WHAT IS EXPECTED: The required result is every line of the records that includes "this".

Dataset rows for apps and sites
■ ■ ■ ■ ■

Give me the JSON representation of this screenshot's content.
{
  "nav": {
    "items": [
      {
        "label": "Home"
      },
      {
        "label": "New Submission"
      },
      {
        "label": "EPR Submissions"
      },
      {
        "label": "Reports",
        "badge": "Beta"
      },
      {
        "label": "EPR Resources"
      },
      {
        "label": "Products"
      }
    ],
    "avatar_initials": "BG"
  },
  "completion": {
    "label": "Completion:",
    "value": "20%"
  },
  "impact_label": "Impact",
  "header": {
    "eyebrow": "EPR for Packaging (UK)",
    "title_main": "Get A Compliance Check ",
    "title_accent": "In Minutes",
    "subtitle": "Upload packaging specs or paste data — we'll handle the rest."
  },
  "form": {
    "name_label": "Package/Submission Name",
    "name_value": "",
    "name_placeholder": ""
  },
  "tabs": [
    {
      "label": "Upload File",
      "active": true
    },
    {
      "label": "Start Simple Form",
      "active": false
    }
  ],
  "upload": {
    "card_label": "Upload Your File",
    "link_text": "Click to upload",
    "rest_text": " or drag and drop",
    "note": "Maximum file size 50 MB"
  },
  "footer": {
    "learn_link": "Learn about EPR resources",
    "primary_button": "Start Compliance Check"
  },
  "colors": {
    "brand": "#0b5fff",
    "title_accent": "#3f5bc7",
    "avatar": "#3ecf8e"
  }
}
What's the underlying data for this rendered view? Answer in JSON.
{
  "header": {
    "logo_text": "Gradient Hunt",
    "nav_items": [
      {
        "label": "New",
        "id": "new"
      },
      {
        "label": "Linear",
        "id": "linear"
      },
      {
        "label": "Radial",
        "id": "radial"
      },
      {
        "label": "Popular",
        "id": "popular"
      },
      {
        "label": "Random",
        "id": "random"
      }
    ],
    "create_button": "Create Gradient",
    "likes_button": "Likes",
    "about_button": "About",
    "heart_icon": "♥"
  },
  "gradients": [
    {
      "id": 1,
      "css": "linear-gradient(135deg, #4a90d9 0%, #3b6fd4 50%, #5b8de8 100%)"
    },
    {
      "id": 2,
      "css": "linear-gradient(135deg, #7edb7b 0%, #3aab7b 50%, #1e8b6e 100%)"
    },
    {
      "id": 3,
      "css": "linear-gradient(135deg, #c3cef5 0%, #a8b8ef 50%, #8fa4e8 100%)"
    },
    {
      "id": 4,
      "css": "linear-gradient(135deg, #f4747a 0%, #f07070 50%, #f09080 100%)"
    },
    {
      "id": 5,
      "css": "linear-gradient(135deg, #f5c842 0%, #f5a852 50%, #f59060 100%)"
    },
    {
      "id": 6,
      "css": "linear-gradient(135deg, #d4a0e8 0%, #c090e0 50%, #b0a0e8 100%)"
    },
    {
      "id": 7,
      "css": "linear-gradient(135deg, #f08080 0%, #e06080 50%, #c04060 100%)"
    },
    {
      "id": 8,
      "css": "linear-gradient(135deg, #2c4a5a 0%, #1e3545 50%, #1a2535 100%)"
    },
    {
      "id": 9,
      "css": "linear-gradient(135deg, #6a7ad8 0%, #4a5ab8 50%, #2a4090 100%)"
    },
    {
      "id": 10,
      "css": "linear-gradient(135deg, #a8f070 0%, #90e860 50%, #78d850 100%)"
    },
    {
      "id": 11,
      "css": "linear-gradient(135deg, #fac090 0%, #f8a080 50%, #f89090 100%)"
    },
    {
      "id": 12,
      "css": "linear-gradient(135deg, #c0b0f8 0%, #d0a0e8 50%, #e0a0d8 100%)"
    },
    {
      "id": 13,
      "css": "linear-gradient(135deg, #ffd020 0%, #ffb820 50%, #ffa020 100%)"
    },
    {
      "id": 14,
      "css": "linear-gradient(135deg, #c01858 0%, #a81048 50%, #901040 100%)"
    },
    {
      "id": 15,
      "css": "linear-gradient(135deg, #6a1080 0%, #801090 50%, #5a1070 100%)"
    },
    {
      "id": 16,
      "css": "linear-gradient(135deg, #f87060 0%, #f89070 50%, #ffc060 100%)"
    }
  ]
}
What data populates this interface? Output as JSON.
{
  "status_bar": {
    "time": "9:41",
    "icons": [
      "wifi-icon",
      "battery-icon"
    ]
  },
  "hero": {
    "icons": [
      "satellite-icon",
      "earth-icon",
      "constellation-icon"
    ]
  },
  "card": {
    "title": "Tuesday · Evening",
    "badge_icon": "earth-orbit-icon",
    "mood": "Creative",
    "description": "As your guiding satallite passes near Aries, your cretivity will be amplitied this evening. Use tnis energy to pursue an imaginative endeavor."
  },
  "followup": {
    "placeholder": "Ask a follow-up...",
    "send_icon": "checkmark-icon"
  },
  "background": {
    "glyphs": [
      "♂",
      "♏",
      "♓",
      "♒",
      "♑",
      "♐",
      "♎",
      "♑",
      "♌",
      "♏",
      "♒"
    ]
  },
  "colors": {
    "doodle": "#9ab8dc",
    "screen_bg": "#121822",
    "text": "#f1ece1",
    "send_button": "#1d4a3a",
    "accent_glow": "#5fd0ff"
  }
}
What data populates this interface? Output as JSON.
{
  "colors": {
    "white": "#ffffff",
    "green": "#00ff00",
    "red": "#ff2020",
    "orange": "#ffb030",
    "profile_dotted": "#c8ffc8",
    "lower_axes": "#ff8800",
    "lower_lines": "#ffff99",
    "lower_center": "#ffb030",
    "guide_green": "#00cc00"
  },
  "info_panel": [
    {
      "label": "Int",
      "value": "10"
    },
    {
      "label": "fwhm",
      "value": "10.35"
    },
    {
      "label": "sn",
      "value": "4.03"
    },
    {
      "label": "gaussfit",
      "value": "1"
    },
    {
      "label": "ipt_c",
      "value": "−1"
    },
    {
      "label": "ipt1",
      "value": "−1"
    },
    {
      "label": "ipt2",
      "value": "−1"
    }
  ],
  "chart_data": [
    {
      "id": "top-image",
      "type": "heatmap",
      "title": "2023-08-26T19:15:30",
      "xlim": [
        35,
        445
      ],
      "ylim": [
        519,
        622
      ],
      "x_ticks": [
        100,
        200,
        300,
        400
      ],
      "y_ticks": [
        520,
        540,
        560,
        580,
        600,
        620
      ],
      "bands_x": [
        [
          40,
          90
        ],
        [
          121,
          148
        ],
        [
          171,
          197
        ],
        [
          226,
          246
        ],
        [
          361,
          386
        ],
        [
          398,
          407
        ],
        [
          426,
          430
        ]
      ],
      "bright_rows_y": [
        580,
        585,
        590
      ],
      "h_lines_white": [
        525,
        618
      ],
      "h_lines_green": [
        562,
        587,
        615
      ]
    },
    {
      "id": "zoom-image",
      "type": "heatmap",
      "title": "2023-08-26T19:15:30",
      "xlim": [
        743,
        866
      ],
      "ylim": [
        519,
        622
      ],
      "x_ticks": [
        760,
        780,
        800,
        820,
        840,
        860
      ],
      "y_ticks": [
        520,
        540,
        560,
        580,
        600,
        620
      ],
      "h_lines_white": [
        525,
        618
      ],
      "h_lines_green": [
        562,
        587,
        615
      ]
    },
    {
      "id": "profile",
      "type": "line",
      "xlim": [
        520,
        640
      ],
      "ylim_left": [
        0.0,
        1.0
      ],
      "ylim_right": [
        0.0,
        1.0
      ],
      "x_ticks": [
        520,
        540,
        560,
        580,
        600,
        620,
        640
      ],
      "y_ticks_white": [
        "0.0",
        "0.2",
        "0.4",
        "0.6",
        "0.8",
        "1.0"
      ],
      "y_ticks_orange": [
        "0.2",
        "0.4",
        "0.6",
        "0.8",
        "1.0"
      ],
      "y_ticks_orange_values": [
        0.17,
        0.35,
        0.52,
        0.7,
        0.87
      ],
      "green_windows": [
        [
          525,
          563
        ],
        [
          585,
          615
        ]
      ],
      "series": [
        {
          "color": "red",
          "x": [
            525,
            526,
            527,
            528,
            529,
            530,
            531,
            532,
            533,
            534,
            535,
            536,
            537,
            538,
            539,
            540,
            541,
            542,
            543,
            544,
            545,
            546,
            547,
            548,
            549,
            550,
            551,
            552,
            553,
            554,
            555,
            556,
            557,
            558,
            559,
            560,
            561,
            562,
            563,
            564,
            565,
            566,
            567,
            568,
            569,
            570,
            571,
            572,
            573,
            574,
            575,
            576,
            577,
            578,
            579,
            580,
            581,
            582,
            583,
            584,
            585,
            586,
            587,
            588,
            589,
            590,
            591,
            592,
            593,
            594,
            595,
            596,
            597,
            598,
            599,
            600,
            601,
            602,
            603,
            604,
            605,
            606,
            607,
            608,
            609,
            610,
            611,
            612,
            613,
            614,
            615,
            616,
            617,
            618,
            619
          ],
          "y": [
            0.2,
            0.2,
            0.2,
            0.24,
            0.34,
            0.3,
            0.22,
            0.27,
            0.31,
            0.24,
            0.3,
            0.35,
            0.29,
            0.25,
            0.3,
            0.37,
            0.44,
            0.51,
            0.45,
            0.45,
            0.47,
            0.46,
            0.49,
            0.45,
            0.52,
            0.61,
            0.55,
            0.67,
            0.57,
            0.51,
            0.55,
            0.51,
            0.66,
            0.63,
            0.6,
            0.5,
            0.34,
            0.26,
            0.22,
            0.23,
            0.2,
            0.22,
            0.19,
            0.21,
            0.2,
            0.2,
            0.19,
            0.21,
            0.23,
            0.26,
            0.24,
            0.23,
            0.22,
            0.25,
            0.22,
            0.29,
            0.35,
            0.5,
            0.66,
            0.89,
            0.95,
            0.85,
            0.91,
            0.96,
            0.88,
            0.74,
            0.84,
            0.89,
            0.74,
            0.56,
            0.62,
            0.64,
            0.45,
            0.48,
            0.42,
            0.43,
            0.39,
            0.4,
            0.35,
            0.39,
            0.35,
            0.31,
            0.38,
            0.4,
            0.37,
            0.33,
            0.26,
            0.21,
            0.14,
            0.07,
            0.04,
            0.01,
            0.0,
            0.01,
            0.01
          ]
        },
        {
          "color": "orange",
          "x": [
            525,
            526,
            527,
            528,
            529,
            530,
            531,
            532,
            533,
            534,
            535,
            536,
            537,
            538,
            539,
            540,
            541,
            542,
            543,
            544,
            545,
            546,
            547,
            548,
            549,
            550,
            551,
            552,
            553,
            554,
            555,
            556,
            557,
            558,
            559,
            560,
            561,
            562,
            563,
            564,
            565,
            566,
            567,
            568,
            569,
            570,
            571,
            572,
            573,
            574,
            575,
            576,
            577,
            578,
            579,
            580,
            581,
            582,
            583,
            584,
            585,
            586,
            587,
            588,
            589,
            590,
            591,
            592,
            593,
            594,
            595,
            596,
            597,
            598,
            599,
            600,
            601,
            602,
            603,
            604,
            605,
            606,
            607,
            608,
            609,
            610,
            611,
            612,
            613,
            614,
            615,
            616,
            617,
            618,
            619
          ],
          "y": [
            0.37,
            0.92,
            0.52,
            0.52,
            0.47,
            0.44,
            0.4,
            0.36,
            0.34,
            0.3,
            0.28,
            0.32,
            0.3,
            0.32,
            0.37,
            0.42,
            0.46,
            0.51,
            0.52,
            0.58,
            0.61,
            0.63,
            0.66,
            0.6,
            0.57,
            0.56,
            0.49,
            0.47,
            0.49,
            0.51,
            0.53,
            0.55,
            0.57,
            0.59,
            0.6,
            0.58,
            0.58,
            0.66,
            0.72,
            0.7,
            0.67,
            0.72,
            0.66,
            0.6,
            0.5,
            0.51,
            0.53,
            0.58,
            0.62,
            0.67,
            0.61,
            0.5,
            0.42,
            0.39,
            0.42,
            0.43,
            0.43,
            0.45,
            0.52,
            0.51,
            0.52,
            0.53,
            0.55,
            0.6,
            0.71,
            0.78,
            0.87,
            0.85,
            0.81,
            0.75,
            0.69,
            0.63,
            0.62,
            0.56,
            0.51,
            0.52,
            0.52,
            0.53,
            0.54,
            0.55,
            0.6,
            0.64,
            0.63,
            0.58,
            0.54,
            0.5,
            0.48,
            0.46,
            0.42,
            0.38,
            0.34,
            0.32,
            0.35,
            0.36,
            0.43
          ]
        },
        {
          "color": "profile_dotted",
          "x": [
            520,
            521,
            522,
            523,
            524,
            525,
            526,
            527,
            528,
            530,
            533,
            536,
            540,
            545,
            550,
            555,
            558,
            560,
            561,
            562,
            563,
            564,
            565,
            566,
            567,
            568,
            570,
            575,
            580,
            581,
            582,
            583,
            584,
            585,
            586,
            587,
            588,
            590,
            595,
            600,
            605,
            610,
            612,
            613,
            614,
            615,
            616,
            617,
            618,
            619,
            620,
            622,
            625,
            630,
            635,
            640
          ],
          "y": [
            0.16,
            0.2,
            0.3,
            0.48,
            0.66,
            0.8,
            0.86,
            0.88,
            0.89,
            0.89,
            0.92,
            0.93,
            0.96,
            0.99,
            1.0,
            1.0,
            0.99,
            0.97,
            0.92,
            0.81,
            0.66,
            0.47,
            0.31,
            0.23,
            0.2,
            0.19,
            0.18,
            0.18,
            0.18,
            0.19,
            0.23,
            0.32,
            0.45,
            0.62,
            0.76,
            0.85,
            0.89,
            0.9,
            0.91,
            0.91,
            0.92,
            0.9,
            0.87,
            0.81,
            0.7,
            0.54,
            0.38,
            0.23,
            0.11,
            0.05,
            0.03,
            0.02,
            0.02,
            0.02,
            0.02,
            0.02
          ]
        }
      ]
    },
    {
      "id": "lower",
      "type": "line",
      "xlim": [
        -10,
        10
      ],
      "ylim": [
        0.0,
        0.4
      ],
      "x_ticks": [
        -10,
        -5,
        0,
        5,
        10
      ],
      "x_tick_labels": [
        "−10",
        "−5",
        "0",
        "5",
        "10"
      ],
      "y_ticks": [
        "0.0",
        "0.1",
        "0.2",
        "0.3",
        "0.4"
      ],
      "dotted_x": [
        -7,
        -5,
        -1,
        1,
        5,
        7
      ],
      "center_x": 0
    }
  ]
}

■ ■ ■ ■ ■

ANSWER FOR THE TASK:
Give me the JSON representation of this screenshot's content.
What's the underlying data for this rendered view? Answer in JSON.
What data populates this interface? Output as JSON.
    "description": "As your guiding satallite passes near Aries, your cretivity will be amplitied this evening. Use tnis energy to pursue an imaginative endeavor."
What data populates this interface? Output as JSON.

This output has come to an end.